It was Carpenter’s and Carpenter Racing’s first pole ever at the Indy 500, and the first time in Speedway history that a car No. 20 had ever won the pole.
A happy and relieved Carpenter commented on his huge accomplishment: “This is the start of a dream come true...this is just the first part of what we want to do. To fight the Penske’s and Andretti’s is an accomplishment in itself! This is fun ,and it’s huge for our team, but the pole won’t mean much if we don’t go out and perform on race day. I’m really proud to lead the field to the start of the 97th Indy 500. It makes me that much more proud to be a Hoosier!” Carpenter’s pole-winning efforts paid off well for the small team. They collected $100,000 and 15 precious IZOD IndyCar Series championship points.
Rookie speedster Carlos Munoz of Columbia wound up second in the middle of the first row beside Carpenter with a four-lap average of 228.342 mph. The Andretti Autosport rookie was elated when told he had made Indianapolis Motor Speedway history by becoming the youngest driver (21 years and 136 days old) to ever earn a front row starting position.

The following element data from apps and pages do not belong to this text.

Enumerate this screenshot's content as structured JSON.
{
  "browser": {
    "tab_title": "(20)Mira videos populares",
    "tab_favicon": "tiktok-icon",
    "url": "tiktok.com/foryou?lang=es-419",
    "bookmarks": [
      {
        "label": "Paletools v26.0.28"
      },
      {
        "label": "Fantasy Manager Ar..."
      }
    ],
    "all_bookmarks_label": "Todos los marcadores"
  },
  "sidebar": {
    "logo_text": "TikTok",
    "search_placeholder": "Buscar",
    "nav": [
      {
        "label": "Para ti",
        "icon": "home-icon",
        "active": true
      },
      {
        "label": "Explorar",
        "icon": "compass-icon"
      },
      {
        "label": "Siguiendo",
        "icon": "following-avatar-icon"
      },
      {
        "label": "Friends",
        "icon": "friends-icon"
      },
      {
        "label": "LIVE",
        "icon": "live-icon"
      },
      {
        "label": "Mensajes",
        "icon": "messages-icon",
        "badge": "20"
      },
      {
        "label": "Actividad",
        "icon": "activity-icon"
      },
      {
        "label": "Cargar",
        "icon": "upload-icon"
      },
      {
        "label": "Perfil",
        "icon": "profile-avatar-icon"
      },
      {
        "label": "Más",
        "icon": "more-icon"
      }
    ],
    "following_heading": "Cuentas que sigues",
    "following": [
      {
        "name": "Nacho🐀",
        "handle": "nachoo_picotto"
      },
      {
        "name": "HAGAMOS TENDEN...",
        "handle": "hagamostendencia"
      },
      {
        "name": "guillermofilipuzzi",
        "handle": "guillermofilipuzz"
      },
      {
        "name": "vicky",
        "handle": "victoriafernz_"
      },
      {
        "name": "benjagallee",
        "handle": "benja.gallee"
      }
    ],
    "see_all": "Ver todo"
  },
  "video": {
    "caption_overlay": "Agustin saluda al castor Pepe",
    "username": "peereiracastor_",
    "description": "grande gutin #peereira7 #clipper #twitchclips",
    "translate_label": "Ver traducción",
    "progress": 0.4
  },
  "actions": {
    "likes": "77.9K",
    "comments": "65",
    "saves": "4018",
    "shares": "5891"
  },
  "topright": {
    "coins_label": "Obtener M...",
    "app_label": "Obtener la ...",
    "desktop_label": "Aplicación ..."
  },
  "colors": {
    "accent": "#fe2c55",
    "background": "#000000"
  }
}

Munoz commented on his front row accomplishment: “I don’t have words to describe how happy I am! Just to be a rookie on the front is a dream come true!”

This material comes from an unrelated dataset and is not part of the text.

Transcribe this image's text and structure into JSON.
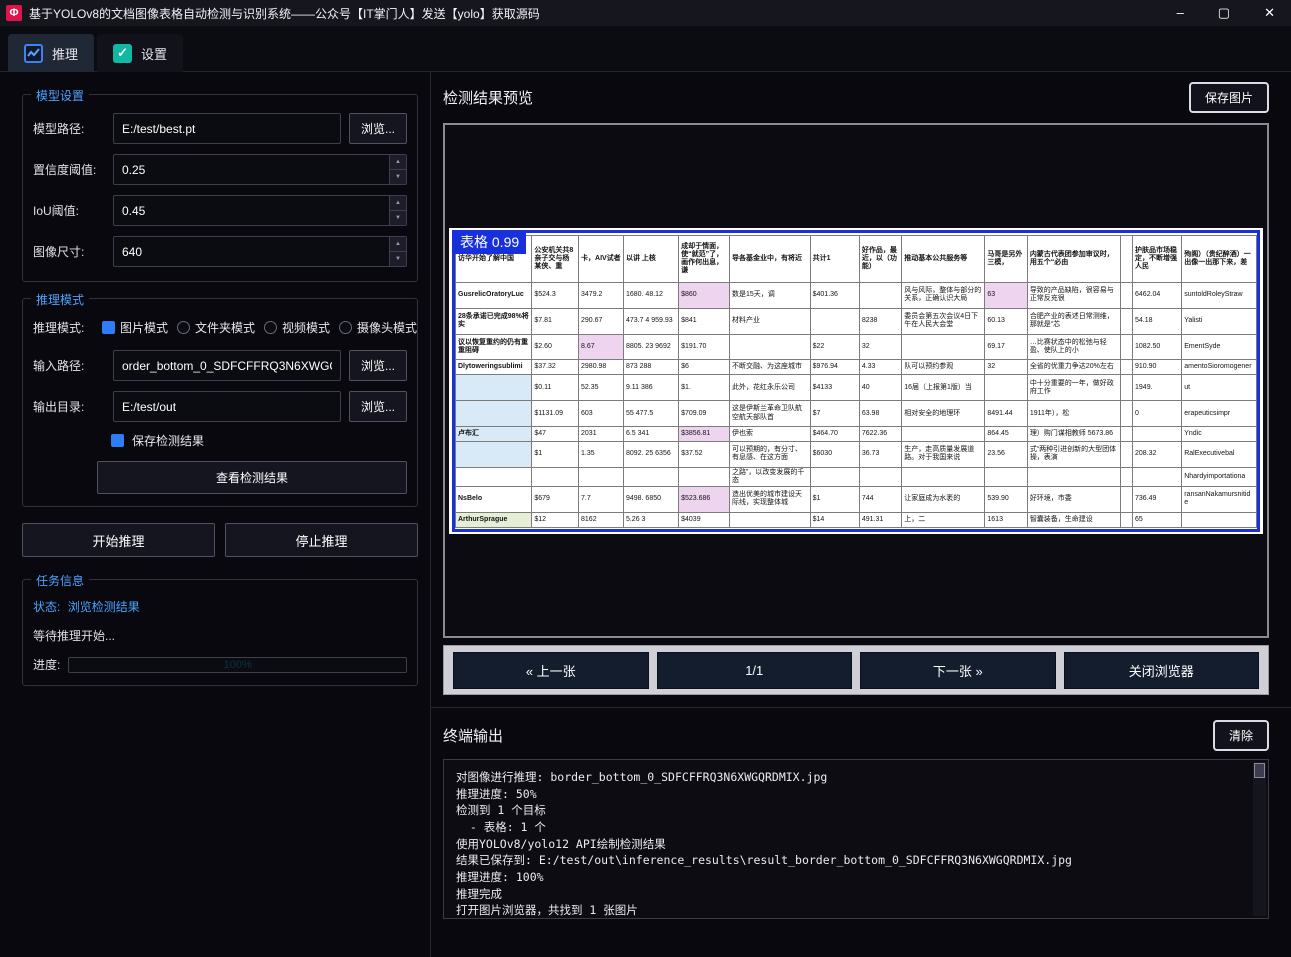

Ironically, the last Columbian to qualify on the front row was Juan Pablo Montoya. As a rookie, Montoya also qualified second in 2000, and incredibly went on to win the 2000 Indy 500. Rookie Munoz collected $50,000 for his second place qualifying efforts. Filling out the first row, with the third fastest speed of 228.261 mph, was Andretti Autosport’s Marco Andretti. It was Andretti’s best qualification run and Indy 500 starting position ever in eight tries. He collected $40,000 for his third place efforts. The third generation Marco Andretti, whose famous father Mario was the only Andretti ever to win the prestigious Indianapolis 500 (1969), hopes this is the year to break the much talked about “Andretti Jinx”.
A record-tying four women qualified for the 2013 Indy 500. Katherine Legge was the last qualifier making her first Indy 500 during Sunday’s Bump Day finals. Legge is joined by Ana Beatriz, Pippa Mann, and Simona de Silvestro in this year’s 33-car field. The ladies will be joined by four rookies in the field. This year’s Rookie of the Year contenders are: Conor Daly, Tristan Vautier, A J Allmendinger, and front row starter Carlos Munoz. Two drivers-Dario Franchitti and Helio Castroneves have a chance at joining the ranks of four-time Indy 500 winners with a victory in the 2013 Indy 500.

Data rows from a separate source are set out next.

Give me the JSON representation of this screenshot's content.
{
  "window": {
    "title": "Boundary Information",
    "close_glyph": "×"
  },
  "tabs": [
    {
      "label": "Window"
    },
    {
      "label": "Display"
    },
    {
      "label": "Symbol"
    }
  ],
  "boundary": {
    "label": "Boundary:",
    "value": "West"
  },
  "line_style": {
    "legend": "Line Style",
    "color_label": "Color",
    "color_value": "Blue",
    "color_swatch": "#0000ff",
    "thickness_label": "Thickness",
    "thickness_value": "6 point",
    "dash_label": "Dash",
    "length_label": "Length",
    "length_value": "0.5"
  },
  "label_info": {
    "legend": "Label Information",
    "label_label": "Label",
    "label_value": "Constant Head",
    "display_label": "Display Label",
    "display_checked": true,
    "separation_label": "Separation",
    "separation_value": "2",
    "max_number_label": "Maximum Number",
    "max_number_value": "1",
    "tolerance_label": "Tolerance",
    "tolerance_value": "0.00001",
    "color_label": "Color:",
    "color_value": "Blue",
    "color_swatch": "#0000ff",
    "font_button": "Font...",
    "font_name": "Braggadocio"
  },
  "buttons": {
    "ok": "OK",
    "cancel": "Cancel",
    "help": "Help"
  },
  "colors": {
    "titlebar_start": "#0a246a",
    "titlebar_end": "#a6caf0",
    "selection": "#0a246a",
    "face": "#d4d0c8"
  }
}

The 2013 Indianapolis 500 certainly has all the necessary ingredients to be one of the most competitive ever!